Data about app and page elements:

|---|

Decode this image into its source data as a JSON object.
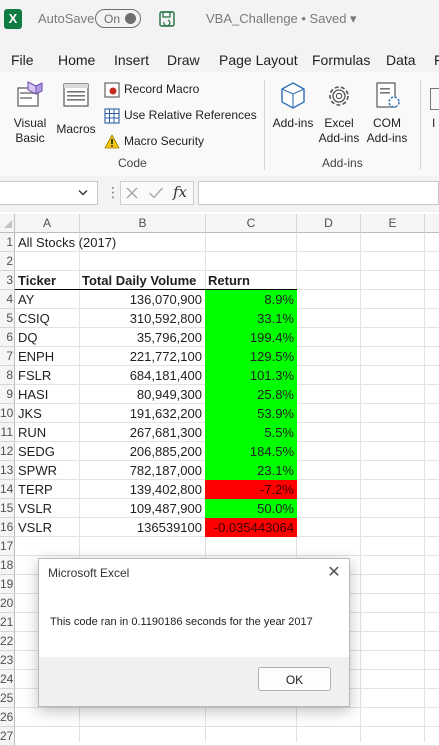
{
  "titlebar": {
    "autosave_label": "AutoSave",
    "autosave_state": "On",
    "doc_title": "VBA_Challenge • Saved ▾"
  },
  "tabs": [
    "File",
    "Home",
    "Insert",
    "Draw",
    "Page Layout",
    "Formulas",
    "Data",
    "F"
  ],
  "ribbon": {
    "visual_basic": "Visual Basic",
    "macros": "Macros",
    "record_macro": "Record Macro",
    "use_relative": "Use Relative References",
    "macro_security": "Macro Security",
    "code_group": "Code",
    "addins": "Add-ins",
    "excel_addins": "Excel Add-ins",
    "com_addins": "COM Add-ins",
    "addins_group": "Add-ins",
    "cut_off": "I"
  },
  "formula_bar": {
    "fx": "fx"
  },
  "sheet": {
    "columns": [
      "A",
      "B",
      "C",
      "D",
      "E"
    ],
    "rows": [
      "1",
      "2",
      "3",
      "4",
      "5",
      "6",
      "7",
      "8",
      "9",
      "10",
      "11",
      "12",
      "13",
      "14",
      "15",
      "16",
      "17",
      "18",
      "19",
      "20",
      "21",
      "22",
      "23",
      "24",
      "25",
      "26",
      "27"
    ],
    "title": "All Stocks (2017)",
    "headers": [
      "Ticker",
      "Total Daily Volume",
      "Return"
    ],
    "data": [
      {
        "ticker": "AY",
        "volume": "136,070,900",
        "ret": "8.9%",
        "status": "positive"
      },
      {
        "ticker": "CSIQ",
        "volume": "310,592,800",
        "ret": "33.1%",
        "status": "positive"
      },
      {
        "ticker": "DQ",
        "volume": "35,796,200",
        "ret": "199.4%",
        "status": "positive"
      },
      {
        "ticker": "ENPH",
        "volume": "221,772,100",
        "ret": "129.5%",
        "status": "positive"
      },
      {
        "ticker": "FSLR",
        "volume": "684,181,400",
        "ret": "101.3%",
        "status": "positive"
      },
      {
        "ticker": "HASI",
        "volume": "80,949,300",
        "ret": "25.8%",
        "status": "positive"
      },
      {
        "ticker": "JKS",
        "volume": "191,632,200",
        "ret": "53.9%",
        "status": "positive"
      },
      {
        "ticker": "RUN",
        "volume": "267,681,300",
        "ret": "5.5%",
        "status": "positive"
      },
      {
        "ticker": "SEDG",
        "volume": "206,885,200",
        "ret": "184.5%",
        "status": "positive"
      },
      {
        "ticker": "SPWR",
        "volume": "782,187,000",
        "ret": "23.1%",
        "status": "positive"
      },
      {
        "ticker": "TERP",
        "volume": "139,402,800",
        "ret": "-7.2%",
        "status": "negative"
      },
      {
        "ticker": "VSLR",
        "volume": "109,487,900",
        "ret": "50.0%",
        "status": "positive"
      },
      {
        "ticker": "VSLR",
        "volume": "136539100",
        "ret": "-0.035443064",
        "status": "negative"
      }
    ],
    "colors": {
      "positive": "#00ff00",
      "negative": "#ff0000"
    }
  },
  "dialog": {
    "title": "Microsoft Excel",
    "message": "This code ran in 0.1190186 seconds for the year 2017",
    "ok": "OK",
    "close": "✕"
  }
}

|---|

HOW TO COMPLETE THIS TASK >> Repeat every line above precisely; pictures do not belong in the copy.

ANSWER SPACE >>
Decode this image into its source data as a JSON object.
{
  "titlebar": {
    "autosave_label": "AutoSave",
    "autosave_state": "On",
    "doc_title": "VBA_Challenge • Saved ▾"
  },
  "tabs": [
    "File",
    "Home",
    "Insert",
    "Draw",
    "Page Layout",
    "Formulas",
    "Data",
    "F"
  ],
  "ribbon": {
    "visual_basic": "Visual Basic",
    "macros": "Macros",
    "record_macro": "Record Macro",
    "use_relative": "Use Relative References",
    "macro_security": "Macro Security",
    "code_group": "Code",
    "addins": "Add-ins",
    "excel_addins": "Excel Add-ins",
    "com_addins": "COM Add-ins",
    "addins_group": "Add-ins",
    "cut_off": "I"
  },
  "formula_bar": {
    "fx": "fx"
  },
  "sheet": {
    "columns": [
      "A",
      "B",
      "C",
      "D",
      "E"
    ],
    "rows": [
      "1",
      "2",
      "3",
      "4",
      "5",
      "6",
      "7",
      "8",
      "9",
      "10",
      "11",
      "12",
      "13",
      "14",
      "15",
      "16",
      "17",
      "18",
      "19",
      "20",
      "21",
      "22",
      "23",
      "24",
      "25",
      "26",
      "27"
    ],
    "title": "All Stocks (2017)",
    "headers": [
      "Ticker",
      "Total Daily Volume",
      "Return"
    ],
    "data": [
      {
        "ticker": "AY",
        "volume": "136,070,900",
        "ret": "8.9%",
        "status": "positive"
      },
      {
        "ticker": "CSIQ",
        "volume": "310,592,800",
        "ret": "33.1%",
        "status": "positive"
      },
      {
        "ticker": "DQ",
        "volume": "35,796,200",
        "ret": "199.4%",
        "status": "positive"
      },
      {
        "ticker": "ENPH",
        "volume": "221,772,100",
        "ret": "129.5%",
        "status": "positive"
      },
      {
        "ticker": "FSLR",
        "volume": "684,181,400",
        "ret": "101.3%",
        "status": "positive"
      },
      {
        "ticker": "HASI",
        "volume": "80,949,300",
        "ret": "25.8%",
        "status": "positive"
      },
      {
        "ticker": "JKS",
        "volume": "191,632,200",
        "ret": "53.9%",
        "status": "positive"
      },
      {
        "ticker": "RUN",
        "volume": "267,681,300",
        "ret": "5.5%",
        "status": "positive"
      },
      {
        "ticker": "SEDG",
        "volume": "206,885,200",
        "ret": "184.5%",
        "status": "positive"
      },
      {
        "ticker": "SPWR",
        "volume": "782,187,000",
        "ret": "23.1%",
        "status": "positive"
      },
      {
        "ticker": "TERP",
        "volume": "139,402,800",
        "ret": "-7.2%",
        "status": "negative"
      },
      {
        "ticker": "VSLR",
        "volume": "109,487,900",
        "ret": "50.0%",
        "status": "positive"
      },
      {
        "ticker": "VSLR",
        "volume": "136539100",
        "ret": "-0.035443064",
        "status": "negative"
      }
    ],
    "colors": {
      "positive": "#00ff00",
      "negative": "#ff0000"
    }
  },
  "dialog": {
    "title": "Microsoft Excel",
    "message": "This code ran in 0.1190186 seconds for the year 2017",
    "ok": "OK",
    "close": "✕"
  }
}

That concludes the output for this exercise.